While FTP server support is still less than perfect in IPF, FTP client support has been working well since 3.3.3. As with FTP servers, there are two types of ftp client transfers: passive and active.

The simplest type of client transfer from the firewall's standpoint is the passive transfer. Assuming you're keeping state on all outbound tcp sessions, passive transfers will work already. If you're not doing this already, please consider the following:
pass out proto tcp all keep state
The second type of client transfer, active, is a bit more troublesome, but nonetheless a solved problem. Active transfers cause the server to open up a second connection back to the client for data to flow through. This is normally a problem when there's a firewall in the middle, stopping outside connections from coming back in. To solve this, ipfilter includes an ipnat proxy which temporarily opens up a hole in the firewall just for the FTP server to get back to the client. Even if you're not using ipnat to do nat, the proxy is still effective. The following rules is the bare minimum to add to the ipnat configuration file (ep0 should be the interface name of the outbound network connection):

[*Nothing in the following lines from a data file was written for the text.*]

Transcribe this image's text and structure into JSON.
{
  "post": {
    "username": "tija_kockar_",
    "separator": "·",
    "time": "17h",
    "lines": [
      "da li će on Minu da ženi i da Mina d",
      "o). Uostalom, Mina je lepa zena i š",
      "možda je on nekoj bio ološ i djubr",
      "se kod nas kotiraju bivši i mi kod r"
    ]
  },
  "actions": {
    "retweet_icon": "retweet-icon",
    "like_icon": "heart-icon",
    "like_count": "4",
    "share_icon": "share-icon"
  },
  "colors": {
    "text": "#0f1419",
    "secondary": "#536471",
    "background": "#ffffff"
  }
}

map ep0 0/0 -> 0/32 proxy port 21 ftp/tcp
For more details on ipfilter's internal proxies, see section 3.6